The Hydrogen Economy is a popular topic in the discussion surrounding the energy transition, what are the reasons for its return and what do you see as the leadinG considerations in its development?
Green hydrogen is light, storable and energy dense but most of all, it has no greenhouse gas emissions. While renewables like wind and solar have developed into mature and cheap sources of energy, maintaining a stable and sustainable grid requires adequate battery storage which not only requires large spaces but is very expensive.
Hydrogen on the other hand would be a straight swap as a fuel and can therefore be used in the same way as fossil fuels to produce energy on demand. Over the last 2 decades many countries none more so than US Department of energy and many private companies have been funding R&D into the technologies to support the envisaged future of the Hydrogen Economy.
In my view the keys challenges in the Hydrogen Economy are safety, cost, consumer confidence and environmental impact of green hydrogen production. One of the challenges for hydrogen power vehicles is that unlike conventional vehicles hydrogen needs to be stored under high pressure in the fuel tank, this creates a weight problem and risk of explosion in a crash situation. Advances in material science and possibly collision avoidance systems and the like will greatly reduce or mitigate these risks.
Currently green hydrogen cost between $3 – $6 per kg and even this range can vary, but the US Department of Energy has given themselves an Earth shot target of “111”, which is the reduction in cost to $1/kg/in 1 decade.
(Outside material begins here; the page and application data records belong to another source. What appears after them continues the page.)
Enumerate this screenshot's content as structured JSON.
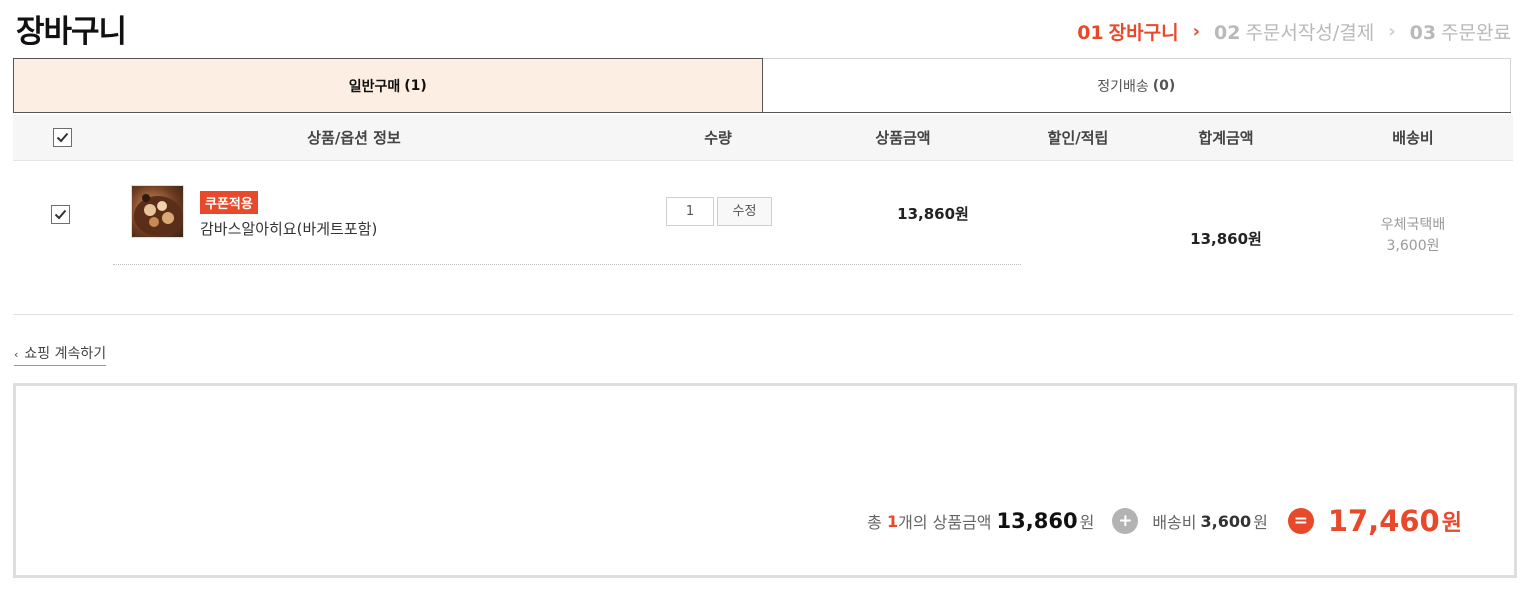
{
  "page_title": "장바구니",
  "steps": [
    {
      "num": "01",
      "label": "장바구니",
      "active": true
    },
    {
      "num": "02",
      "label": "주문서작성/결제",
      "active": false
    },
    {
      "num": "03",
      "label": "주문완료",
      "active": false
    }
  ],
  "tabs": [
    {
      "label": "일반구매",
      "count": "(1)"
    },
    {
      "label": "정기배송",
      "count": "(0)"
    }
  ],
  "table_header": {
    "product_info": "상품/옵션 정보",
    "quantity": "수량",
    "product_price": "상품금액",
    "discount": "할인/적립",
    "total_price": "합계금액",
    "shipping": "배송비"
  },
  "items": [
    {
      "coupon_badge": "쿠폰적용",
      "name": "감바스알아히요(바게트포함)",
      "quantity": "1",
      "modify_label": "수정",
      "price": "13,860원",
      "total": "13,860원",
      "shipping_method": "우체국택배",
      "shipping_fee": "3,600원"
    }
  ],
  "continue_shopping": "쇼핑 계속하기",
  "summary": {
    "prefix": "총",
    "count": "1",
    "count_suffix": "개의 상품금액",
    "product_total": "13,860",
    "unit": "원",
    "shipping_label": "배송비",
    "shipping_total": "3,600",
    "grand_total": "17,460"
  },
  "colors": {
    "accent": "#e8492a",
    "tab_active_bg": "#fdeee3"
  }
}
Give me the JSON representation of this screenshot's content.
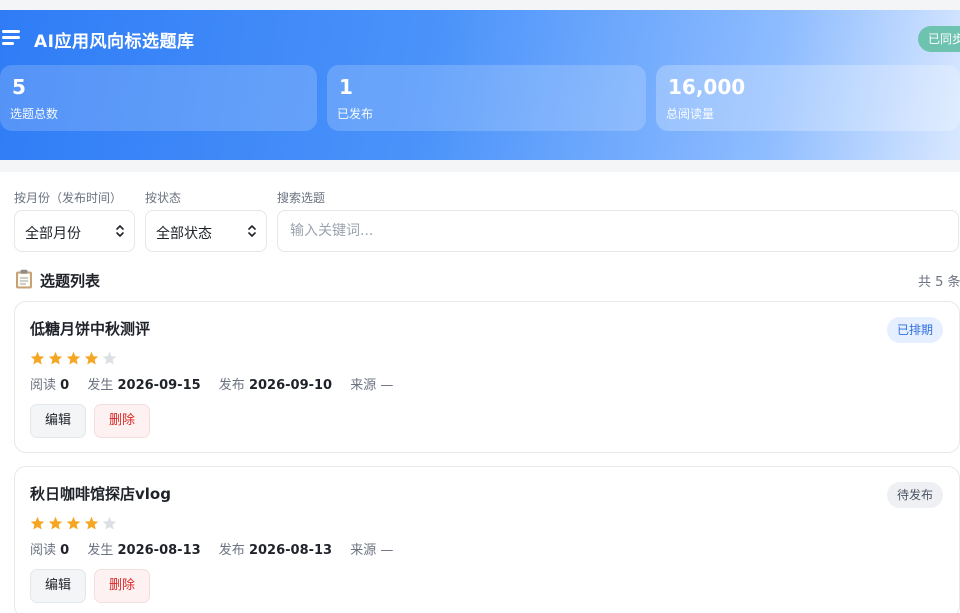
{
  "header": {
    "title": "AI应用风向标选题库",
    "sync_status": "已同步"
  },
  "stats": [
    {
      "value": "5",
      "label": "选题总数"
    },
    {
      "value": "1",
      "label": "已发布"
    },
    {
      "value": "16,000",
      "label": "总阅读量"
    }
  ],
  "filters": {
    "month_label": "按月份（发布时间）",
    "month_value": "全部月份",
    "status_label": "按状态",
    "status_value": "全部状态",
    "search_label": "搜索选题",
    "search_placeholder": "输入关键词...",
    "search_value": ""
  },
  "list": {
    "title": "选题列表",
    "count": "共 5 条",
    "icon": "clipboard-icon"
  },
  "labels": {
    "reads": "阅读",
    "happened": "发生",
    "published": "发布",
    "source": "来源",
    "edit": "编辑",
    "delete": "删除"
  },
  "items": [
    {
      "title": "低糖月饼中秋测评",
      "status": "已排期",
      "rating": 4,
      "rating_max": 5,
      "reads": "0",
      "happened": "2026-09-15",
      "published": "2026-09-10",
      "source": "—"
    },
    {
      "title": "秋日咖啡馆探店vlog",
      "status": "待发布",
      "rating": 4,
      "rating_max": 5,
      "reads": "0",
      "happened": "2026-08-13",
      "published": "2026-08-13",
      "source": "—"
    }
  ],
  "colors": {
    "accent": "#2f7cf6",
    "star_on": "#f5a623",
    "star_off": "#dcdfe4",
    "danger": "#dc2626",
    "sync_badge": "#6ec3b0"
  }
}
Although the production of green hydrogen via electrolysis does not produce greenhouse gasses it does require large volumes of clean water and fresh water scarcity and security is a real problem globally. The only alternative is desalination of sea water which has an environmental impact from brine dumping.
It is easy to see that these 3 factors will greatly effect consumer’s confidence in the adoption of the Hydrogen Future.
Having said that one needs to consider Just Transition and although renewables like solar and wind have provided to date around 11 million new jobs, a figure expected to grow substantially over the next 2 decades, globally an estimated 30 million jobs are related to the fossil fuel industries of which the boom of the Hydrogen Economy could very well support this transition.
Today you can buy an internal combustion engine that can run on hydrogen fuel, and in California hydrogen fuelling stations can be found along the Californian coast line. Anglo Platinum will test drive the first 300 Ton mining vehicle powered by a hydrogen fuel cell, and these advances and adoptions are happening across a multitude of industries.
One thing is clear the Hydrogen Economy is gaining momentum and will play a major role in the energy transition and achieving our climates targets.
Vasagan is the Director for Mining and Energy at Club of Engineers. A Project Manager with a National Diploma in Mechanical Engineering, a GCC in Mines & Works and Factories. Vasagan has gained invaluable experience and training in engineering maintenance and operations, project management, safety risk management and leading R&D projects related to circular economy. He is experienced and knowledgeable in the principals of asset management and reliability engineering, helping companies to achieve and maintain world class performance.
Vasagan is passionate about engineering and people management allowing to effectively manage projects while being able to provide sound, hands-on and technical direction in executing works.